“What should I tell her?”

“I guess if it were me, I would tell her the truth.”

As we drove, Holly told me a little about her life. She said she wanted to stop partying, but she just didn’t know how. She felt really bad about letting her mom down.

“You should find something that makes you happy and do that instead,” I told her, adding, “Those boys you were with tonight, they’re total losers.”

“You think so?”

“I know so,” I said grimly.

By the time I dropped Holly off, Sammy was sober enough to give me directions to her house as well. I walked her up to the door and knocked, hoping desperately someone would be home. Someone was.
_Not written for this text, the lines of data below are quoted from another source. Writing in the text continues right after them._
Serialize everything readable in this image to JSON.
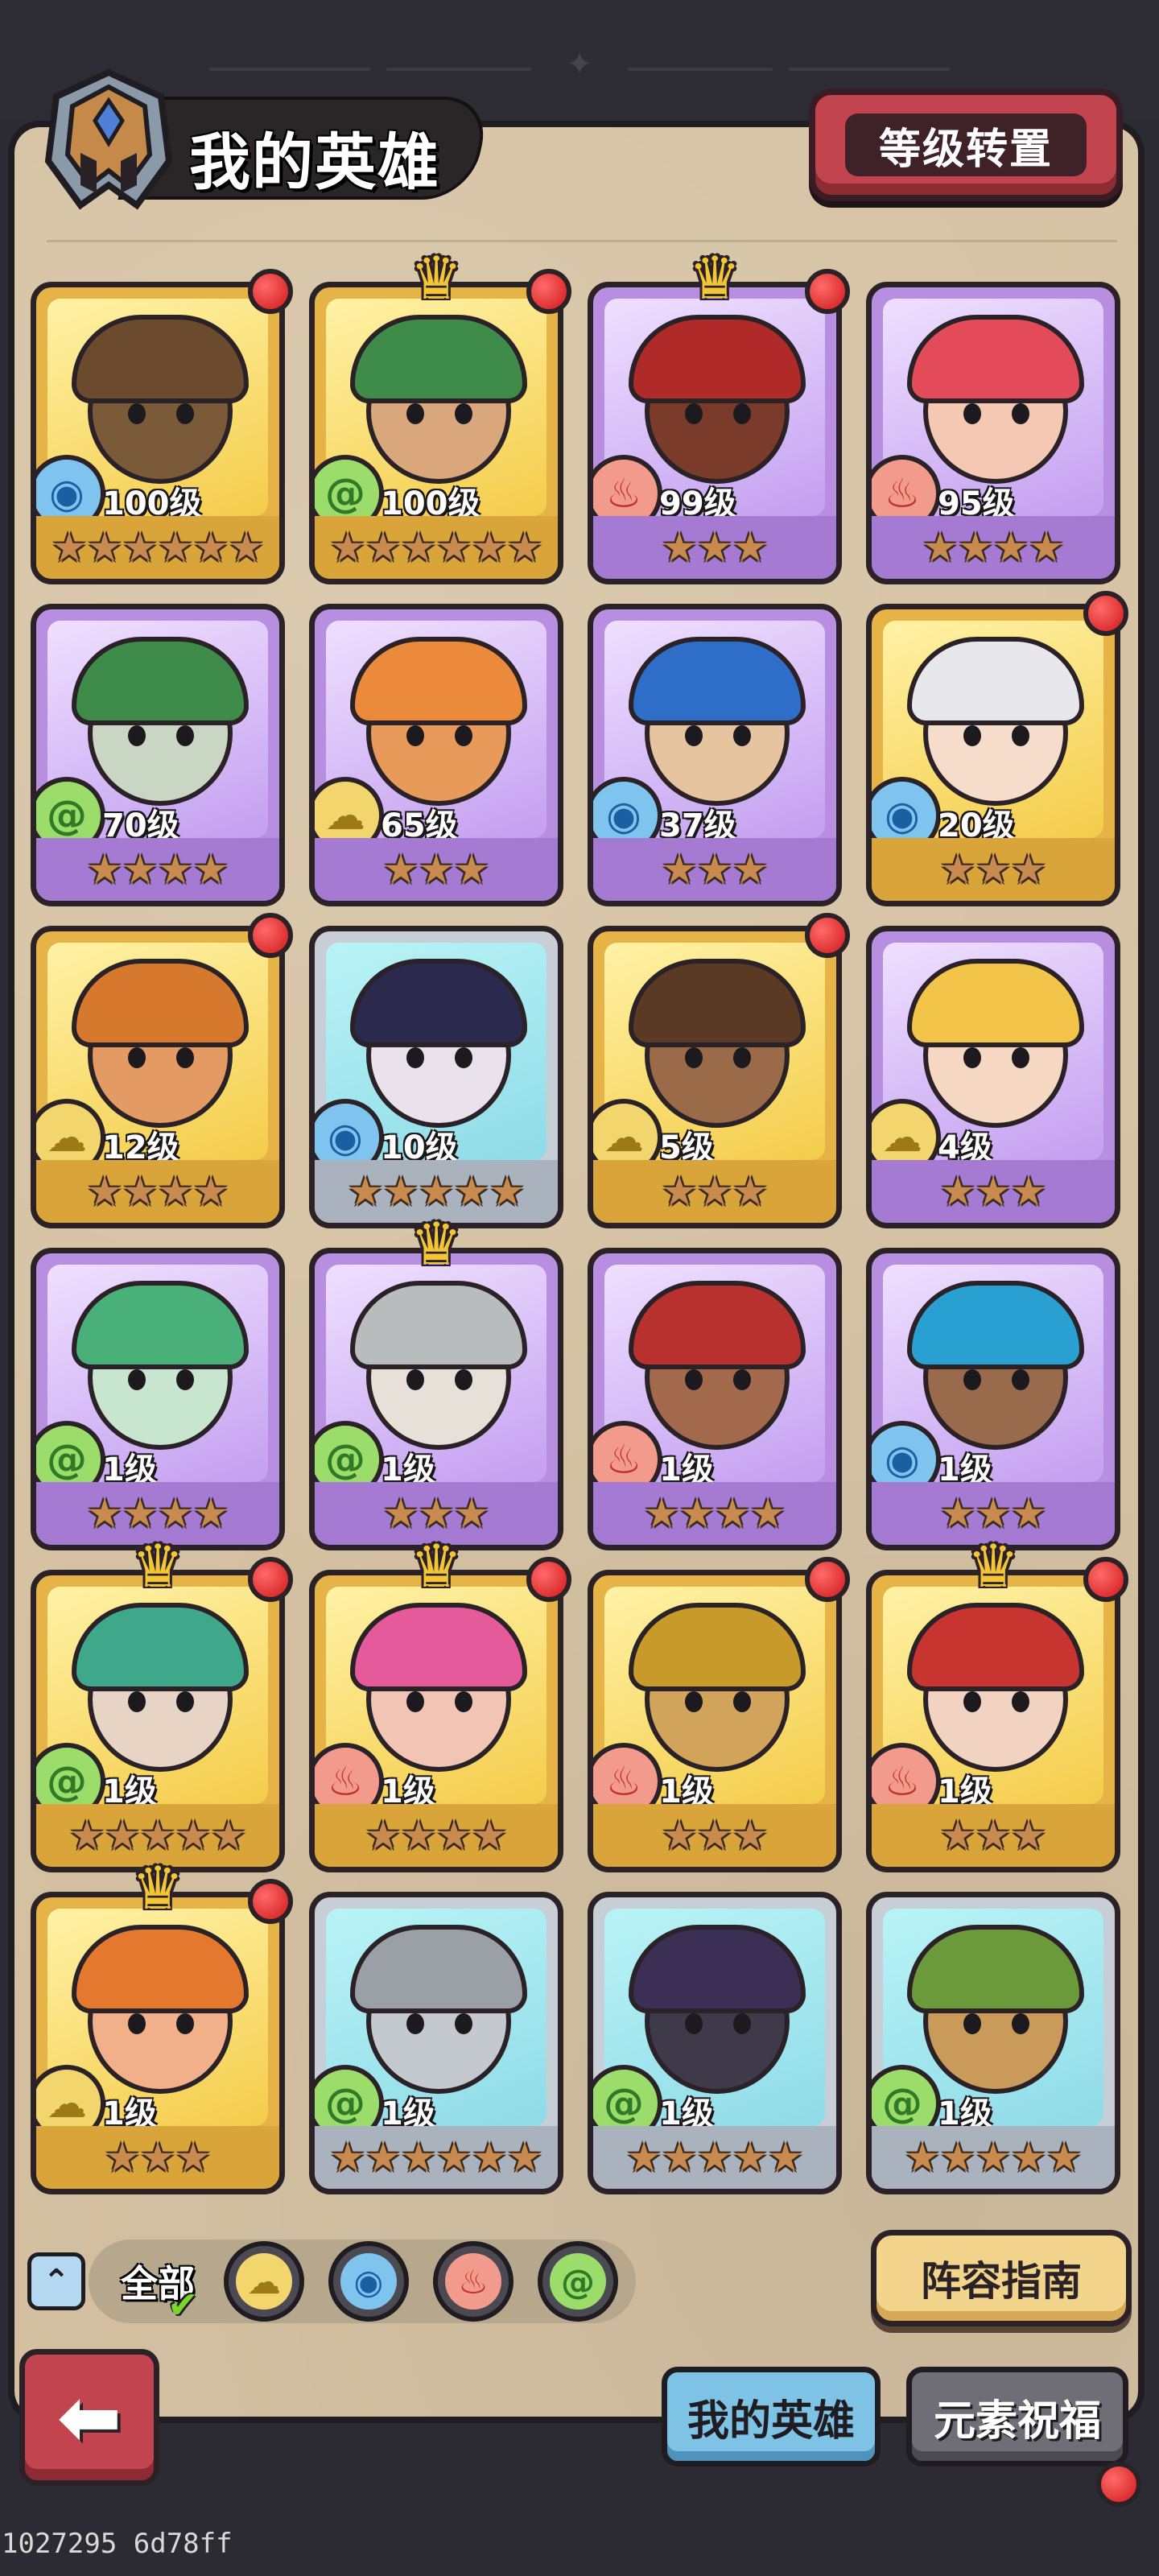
{
  "header": {
    "title": "我的英雄",
    "transfer_label": "等级转置"
  },
  "heroes": [
    {
      "level": "100级",
      "element": "water",
      "stars": 6,
      "frame": "gold",
      "crown": false,
      "dot": true
    },
    {
      "level": "100级",
      "element": "wind",
      "stars": 6,
      "frame": "gold",
      "crown": true,
      "dot": true
    },
    {
      "level": "99级",
      "element": "fire",
      "stars": 3,
      "frame": "purple",
      "crown": true,
      "dot": true
    },
    {
      "level": "95级",
      "element": "fire",
      "stars": 4,
      "frame": "purple",
      "crown": false,
      "dot": false
    },
    {
      "level": "70级",
      "element": "wind",
      "stars": 4,
      "frame": "purple",
      "crown": false,
      "dot": false
    },
    {
      "level": "65级",
      "element": "earth",
      "stars": 3,
      "frame": "purple",
      "crown": false,
      "dot": false
    },
    {
      "level": "37级",
      "element": "water",
      "stars": 3,
      "frame": "purple",
      "crown": false,
      "dot": false
    },
    {
      "level": "20级",
      "element": "water",
      "stars": 3,
      "frame": "gold",
      "crown": false,
      "dot": true
    },
    {
      "level": "12级",
      "element": "earth",
      "stars": 4,
      "frame": "gold",
      "crown": false,
      "dot": true
    },
    {
      "level": "10级",
      "element": "water",
      "stars": 5,
      "frame": "silver",
      "crown": false,
      "dot": false
    },
    {
      "level": "5级",
      "element": "earth",
      "stars": 3,
      "frame": "gold",
      "crown": false,
      "dot": true
    },
    {
      "level": "4级",
      "element": "earth",
      "stars": 3,
      "frame": "purple",
      "crown": false,
      "dot": false
    },
    {
      "level": "1级",
      "element": "wind",
      "stars": 4,
      "frame": "purple",
      "crown": false,
      "dot": false
    },
    {
      "level": "1级",
      "element": "wind",
      "stars": 3,
      "frame": "purple",
      "crown": true,
      "dot": false
    },
    {
      "level": "1级",
      "element": "fire",
      "stars": 4,
      "frame": "purple",
      "crown": false,
      "dot": false
    },
    {
      "level": "1级",
      "element": "water",
      "stars": 3,
      "frame": "purple",
      "crown": false,
      "dot": false
    },
    {
      "level": "1级",
      "element": "wind",
      "stars": 5,
      "frame": "gold",
      "crown": true,
      "dot": true
    },
    {
      "level": "1级",
      "element": "fire",
      "stars": 4,
      "frame": "gold",
      "crown": true,
      "dot": true
    },
    {
      "level": "1级",
      "element": "fire",
      "stars": 3,
      "frame": "gold",
      "crown": false,
      "dot": true
    },
    {
      "level": "1级",
      "element": "fire",
      "stars": 3,
      "frame": "gold",
      "crown": true,
      "dot": true
    },
    {
      "level": "1级",
      "element": "earth",
      "stars": 3,
      "frame": "gold",
      "crown": true,
      "dot": true
    },
    {
      "level": "1级",
      "element": "wind",
      "stars": 6,
      "frame": "silver",
      "crown": false,
      "dot": false
    },
    {
      "level": "1级",
      "element": "wind",
      "stars": 5,
      "frame": "silver",
      "crown": false,
      "dot": false
    },
    {
      "level": "1级",
      "element": "wind",
      "stars": 5,
      "frame": "silver",
      "crown": false,
      "dot": false
    }
  ],
  "filter": {
    "all_label": "全部",
    "elements": [
      "earth",
      "water",
      "fire",
      "wind"
    ]
  },
  "guide_label": "阵容指南",
  "tabs": {
    "my_heroes": "我的英雄",
    "element_blessing": "元素祝福"
  },
  "footer": "1027295 6d78ff",
  "colors": {
    "water": "#1b5fa3",
    "wind": "#2e7a27",
    "fire": "#c0312f",
    "earth": "#9c7a18"
  },
  "icons": {
    "water": "water-drop-icon",
    "wind": "wind-swirl-icon",
    "fire": "fire-icon",
    "earth": "earth-cloud-icon"
  }
}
I briefly explained the situation, deposited the girl in her mother’s arms, and left.

When I got home, my son and I did some research about teen drinking and driving. The statistics are a little frightening. According to the Mothers Against Drunk Driving website (http://www.madd.org/statistics/): 
  • One in five teenagers binge drink, while only one in 100 parents believe their teens binge drink. 
  • Car crashes are the leading cause of death for teens, with one in three fatal accidents involving alcohol.
  • High school students who drink or do drugs are five times more likely to drop out of school or feel that grades aren’t important.

Clearly the situation I faced is an all too common one, and parents are in total avoidance mode. So what can we do? First, I think we have to have some uncomfortable conversations with our teenagers. And secondly, in moments like the one I encountered, I think we have to climb down from the moral high ground and embrace the reality of the situation. We have to keep drunk kids from driving.

The “SafeRides” program is one way that communities are saving lives by preventing teens from driving drunk. The program uses volunteers to provide rides for intoxicated teens, with no questions asked. We don’t have a program like this in Idaho, but I would definitely consider working with other teen parents to start one.

Similarly, parents and teens involved in Students Against Drunk Driving (SADD) sign a “Contract for Life,” in which the teen promises to call the parent if he or she is too drunk to drive, and the parent promises, like I did with my son, to give the child a ride, no questions asked. Local SADD coordinators can be reached at this website: http://www.sadd.org/scoordinators.htm

I teach ethics at my college, and while I know that we have to address the morality and legality of teen drinking, I also believe that I have a duty, in a crisis situation, to set aside morality in the abstract, and to act in a way that provides the greatest good to the greatest number of people. Which means that no matter how I happen to feel personally about underage drinking, in the moment, I had to keep the underage drinkers from driving.

Should I have called the police? First responders? Maybe so. I chose in the moment to look at a bigger picture. Holly and Sammy will have some hard conversations to face with their parents. I hope they can have the courage to confront their problems, and to turn their lives around. But because of the sober choice I made, one thing is sure: they lived to tell about it.